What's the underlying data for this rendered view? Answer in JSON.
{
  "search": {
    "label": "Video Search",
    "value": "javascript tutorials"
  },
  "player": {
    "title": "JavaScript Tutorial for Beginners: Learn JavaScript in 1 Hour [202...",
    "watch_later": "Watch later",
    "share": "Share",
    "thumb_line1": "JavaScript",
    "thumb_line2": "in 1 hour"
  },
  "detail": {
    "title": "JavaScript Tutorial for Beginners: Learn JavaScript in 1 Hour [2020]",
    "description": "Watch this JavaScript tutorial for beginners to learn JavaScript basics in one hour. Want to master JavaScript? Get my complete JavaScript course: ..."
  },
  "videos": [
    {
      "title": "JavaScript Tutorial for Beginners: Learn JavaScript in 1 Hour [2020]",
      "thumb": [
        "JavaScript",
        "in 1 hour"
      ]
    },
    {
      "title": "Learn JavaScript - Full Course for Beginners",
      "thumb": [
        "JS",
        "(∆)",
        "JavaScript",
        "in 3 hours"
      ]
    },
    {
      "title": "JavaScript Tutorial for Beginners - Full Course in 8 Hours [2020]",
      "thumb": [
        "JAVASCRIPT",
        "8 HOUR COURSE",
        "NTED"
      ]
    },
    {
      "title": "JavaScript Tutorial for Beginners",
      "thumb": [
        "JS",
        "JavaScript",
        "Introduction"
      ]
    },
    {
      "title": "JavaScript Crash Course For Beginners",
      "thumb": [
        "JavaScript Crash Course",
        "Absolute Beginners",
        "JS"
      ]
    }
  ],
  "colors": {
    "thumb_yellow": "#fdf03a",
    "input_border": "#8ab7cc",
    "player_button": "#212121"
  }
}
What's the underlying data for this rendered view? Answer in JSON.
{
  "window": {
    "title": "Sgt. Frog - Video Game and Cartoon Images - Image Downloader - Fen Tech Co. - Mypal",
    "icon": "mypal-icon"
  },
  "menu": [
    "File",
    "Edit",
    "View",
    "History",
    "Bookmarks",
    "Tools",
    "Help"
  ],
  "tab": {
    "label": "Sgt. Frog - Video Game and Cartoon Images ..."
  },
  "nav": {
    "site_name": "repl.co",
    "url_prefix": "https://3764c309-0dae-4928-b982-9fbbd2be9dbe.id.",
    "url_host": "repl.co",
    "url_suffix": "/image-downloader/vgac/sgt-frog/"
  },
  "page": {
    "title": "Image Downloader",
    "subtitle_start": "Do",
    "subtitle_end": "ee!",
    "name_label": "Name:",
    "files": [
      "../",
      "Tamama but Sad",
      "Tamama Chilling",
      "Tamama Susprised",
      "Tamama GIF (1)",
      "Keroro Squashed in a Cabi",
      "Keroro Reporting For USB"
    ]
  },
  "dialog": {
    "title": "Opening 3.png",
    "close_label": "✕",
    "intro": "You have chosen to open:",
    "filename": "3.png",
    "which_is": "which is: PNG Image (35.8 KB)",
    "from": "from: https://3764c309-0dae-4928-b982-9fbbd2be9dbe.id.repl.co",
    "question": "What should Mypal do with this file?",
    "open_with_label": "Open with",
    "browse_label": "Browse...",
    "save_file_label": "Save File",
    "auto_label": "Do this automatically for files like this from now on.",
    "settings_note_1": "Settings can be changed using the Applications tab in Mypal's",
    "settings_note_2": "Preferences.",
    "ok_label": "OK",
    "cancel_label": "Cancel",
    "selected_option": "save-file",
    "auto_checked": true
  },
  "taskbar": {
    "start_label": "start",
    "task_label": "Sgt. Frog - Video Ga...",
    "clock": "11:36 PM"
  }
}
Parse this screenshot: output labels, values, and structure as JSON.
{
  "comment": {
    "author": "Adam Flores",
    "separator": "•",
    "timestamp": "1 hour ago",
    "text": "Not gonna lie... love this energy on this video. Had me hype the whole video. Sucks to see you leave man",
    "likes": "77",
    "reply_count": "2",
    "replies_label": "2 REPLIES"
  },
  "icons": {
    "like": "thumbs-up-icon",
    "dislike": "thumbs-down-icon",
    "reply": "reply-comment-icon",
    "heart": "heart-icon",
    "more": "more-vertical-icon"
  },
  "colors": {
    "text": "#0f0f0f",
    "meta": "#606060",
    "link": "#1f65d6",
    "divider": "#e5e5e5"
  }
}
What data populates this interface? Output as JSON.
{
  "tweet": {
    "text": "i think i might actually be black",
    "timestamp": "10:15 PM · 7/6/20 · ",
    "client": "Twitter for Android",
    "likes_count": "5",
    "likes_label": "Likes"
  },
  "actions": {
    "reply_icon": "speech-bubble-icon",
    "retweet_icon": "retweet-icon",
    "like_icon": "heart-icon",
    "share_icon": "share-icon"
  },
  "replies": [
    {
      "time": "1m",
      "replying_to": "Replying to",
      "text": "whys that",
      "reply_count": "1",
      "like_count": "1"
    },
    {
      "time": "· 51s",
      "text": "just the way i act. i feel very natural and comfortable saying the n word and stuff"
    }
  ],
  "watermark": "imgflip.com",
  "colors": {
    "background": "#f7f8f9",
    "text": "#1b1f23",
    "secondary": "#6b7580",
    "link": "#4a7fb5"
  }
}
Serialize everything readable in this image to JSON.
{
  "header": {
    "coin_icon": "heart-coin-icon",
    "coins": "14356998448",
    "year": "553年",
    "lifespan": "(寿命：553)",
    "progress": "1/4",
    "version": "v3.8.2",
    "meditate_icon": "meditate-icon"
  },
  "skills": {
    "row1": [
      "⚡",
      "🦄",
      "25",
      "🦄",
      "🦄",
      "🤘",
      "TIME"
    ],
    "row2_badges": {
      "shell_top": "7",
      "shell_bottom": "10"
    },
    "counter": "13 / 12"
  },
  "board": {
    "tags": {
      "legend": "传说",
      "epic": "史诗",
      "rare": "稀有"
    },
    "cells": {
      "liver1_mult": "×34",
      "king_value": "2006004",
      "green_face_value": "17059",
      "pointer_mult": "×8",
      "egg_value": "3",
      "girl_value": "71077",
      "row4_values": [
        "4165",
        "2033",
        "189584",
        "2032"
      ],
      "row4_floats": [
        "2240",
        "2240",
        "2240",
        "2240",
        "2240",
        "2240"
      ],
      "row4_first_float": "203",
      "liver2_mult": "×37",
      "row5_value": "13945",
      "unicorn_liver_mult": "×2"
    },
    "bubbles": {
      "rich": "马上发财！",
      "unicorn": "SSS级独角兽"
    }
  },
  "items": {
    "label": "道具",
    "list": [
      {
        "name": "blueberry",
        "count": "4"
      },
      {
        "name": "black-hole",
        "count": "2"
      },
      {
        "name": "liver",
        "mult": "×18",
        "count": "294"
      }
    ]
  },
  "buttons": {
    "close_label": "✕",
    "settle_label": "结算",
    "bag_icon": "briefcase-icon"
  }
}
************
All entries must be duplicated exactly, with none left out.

What's the underlying data for this rendered view? Answer in JSON.
{
  "search": {
    "label": "Video Search",
    "value": "javascript tutorials"
  },
  "player": {
    "title": "JavaScript Tutorial for Beginners: Learn JavaScript in 1 Hour [202...",
    "watch_later": "Watch later",
    "share": "Share",
    "thumb_line1": "JavaScript",
    "thumb_line2": "in 1 hour"
  },
  "detail": {
    "title": "JavaScript Tutorial for Beginners: Learn JavaScript in 1 Hour [2020]",
    "description": "Watch this JavaScript tutorial for beginners to learn JavaScript basics in one hour. Want to master JavaScript? Get my complete JavaScript course: ..."
  },
  "videos": [
    {
      "title": "JavaScript Tutorial for Beginners: Learn JavaScript in 1 Hour [2020]",
      "thumb": [
        "JavaScript",
        "in 1 hour"
      ]
    },
    {
      "title": "Learn JavaScript - Full Course for Beginners",
      "thumb": [
        "JS",
        "(∆)",
        "JavaScript",
        "in 3 hours"
      ]
    },
    {
      "title": "JavaScript Tutorial for Beginners - Full Course in 8 Hours [2020]",
      "thumb": [
        "JAVASCRIPT",
        "8 HOUR COURSE",
        "NTED"
      ]
    },
    {
      "title": "JavaScript Tutorial for Beginners",
      "thumb": [
        "JS",
        "JavaScript",
        "Introduction"
      ]
    },
    {
      "title": "JavaScript Crash Course For Beginners",
      "thumb": [
        "JavaScript Crash Course",
        "Absolute Beginners",
        "JS"
      ]
    }
  ],
  "colors": {
    "thumb_yellow": "#fdf03a",
    "input_border": "#8ab7cc",
    "player_button": "#212121"
  }
}
What's the underlying data for this rendered view? Answer in JSON.
{
  "window": {
    "title": "Sgt. Frog - Video Game and Cartoon Images - Image Downloader - Fen Tech Co. - Mypal",
    "icon": "mypal-icon"
  },
  "menu": [
    "File",
    "Edit",
    "View",
    "History",
    "Bookmarks",
    "Tools",
    "Help"
  ],
  "tab": {
    "label": "Sgt. Frog - Video Game and Cartoon Images ..."
  },
  "nav": {
    "site_name": "repl.co",
    "url_prefix": "https://3764c309-0dae-4928-b982-9fbbd2be9dbe.id.",
    "url_host": "repl.co",
    "url_suffix": "/image-downloader/vgac/sgt-frog/"
  },
  "page": {
    "title": "Image Downloader",
    "subtitle_start": "Do",
    "subtitle_end": "ee!",
    "name_label": "Name:",
    "files": [
      "../",
      "Tamama but Sad",
      "Tamama Chilling",
      "Tamama Susprised",
      "Tamama GIF (1)",
      "Keroro Squashed in a Cabi",
      "Keroro Reporting For USB"
    ]
  },
  "dialog": {
    "title": "Opening 3.png",
    "close_label": "✕",
    "intro": "You have chosen to open:",
    "filename": "3.png",
    "which_is": "which is: PNG Image (35.8 KB)",
    "from": "from: https://3764c309-0dae-4928-b982-9fbbd2be9dbe.id.repl.co",
    "question": "What should Mypal do with this file?",
    "open_with_label": "Open with",
    "browse_label": "Browse...",
    "save_file_label": "Save File",
    "auto_label": "Do this automatically for files like this from now on.",
    "settings_note_1": "Settings can be changed using the Applications tab in Mypal's",
    "settings_note_2": "Preferences.",
    "ok_label": "OK",
    "cancel_label": "Cancel",
    "selected_option": "save-file",
    "auto_checked": true
  },
  "taskbar": {
    "start_label": "start",
    "task_label": "Sgt. Frog - Video Ga...",
    "clock": "11:36 PM"
  }
}
Parse this screenshot: output labels, values, and structure as JSON.
{
  "comment": {
    "author": "Adam Flores",
    "separator": "•",
    "timestamp": "1 hour ago",
    "text": "Not gonna lie... love this energy on this video. Had me hype the whole video. Sucks to see you leave man",
    "likes": "77",
    "reply_count": "2",
    "replies_label": "2 REPLIES"
  },
  "icons": {
    "like": "thumbs-up-icon",
    "dislike": "thumbs-down-icon",
    "reply": "reply-comment-icon",
    "heart": "heart-icon",
    "more": "more-vertical-icon"
  },
  "colors": {
    "text": "#0f0f0f",
    "meta": "#606060",
    "link": "#1f65d6",
    "divider": "#e5e5e5"
  }
}
What data populates this interface? Output as JSON.
{
  "tweet": {
    "text": "i think i might actually be black",
    "timestamp": "10:15 PM · 7/6/20 · ",
    "client": "Twitter for Android",
    "likes_count": "5",
    "likes_label": "Likes"
  },
  "actions": {
    "reply_icon": "speech-bubble-icon",
    "retweet_icon": "retweet-icon",
    "like_icon": "heart-icon",
    "share_icon": "share-icon"
  },
  "replies": [
    {
      "time": "1m",
      "replying_to": "Replying to",
      "text": "whys that",
      "reply_count": "1",
      "like_count": "1"
    },
    {
      "time": "· 51s",
      "text": "just the way i act. i feel very natural and comfortable saying the n word and stuff"
    }
  ],
  "watermark": "imgflip.com",
  "colors": {
    "background": "#f7f8f9",
    "text": "#1b1f23",
    "secondary": "#6b7580",
    "link": "#4a7fb5"
  }
}
Serialize everything readable in this image to JSON.
{
  "header": {
    "coin_icon": "heart-coin-icon",
    "coins": "14356998448",
    "year": "553年",
    "lifespan": "(寿命：553)",
    "progress": "1/4",
    "version": "v3.8.2",
    "meditate_icon": "meditate-icon"
  },
  "skills": {
    "row1": [
      "⚡",
      "🦄",
      "25",
      "🦄",
      "🦄",
      "🤘",
      "TIME"
    ],
    "row2_badges": {
      "shell_top": "7",
      "shell_bottom": "10"
    },
    "counter": "13 / 12"
  },
  "board": {
    "tags": {
      "legend": "传说",
      "epic": "史诗",
      "rare": "稀有"
    },
    "cells": {
      "liver1_mult": "×34",
      "king_value": "2006004",
      "green_face_value": "17059",
      "pointer_mult": "×8",
      "egg_value": "3",
      "girl_value": "71077",
      "row4_values": [
        "4165",
        "2033",
        "189584",
        "2032"
      ],
      "row4_floats": [
        "2240",
        "2240",
        "2240",
        "2240",
        "2240",
        "2240"
      ],
      "row4_first_float": "203",
      "liver2_mult": "×37",
      "row5_value": "13945",
      "unicorn_liver_mult": "×2"
    },
    "bubbles": {
      "rich": "马上发财！",
      "unicorn": "SSS级独角兽"
    }
  },
  "items": {
    "label": "道具",
    "list": [
      {
        "name": "blueberry",
        "count": "4"
      },
      {
        "name": "black-hole",
        "count": "2"
      },
      {
        "name": "liver",
        "mult": "×18",
        "count": "294"
      }
    ]
  },
  "buttons": {
    "close_label": "✕",
    "settle_label": "结算",
    "bag_icon": "briefcase-icon"
  }
}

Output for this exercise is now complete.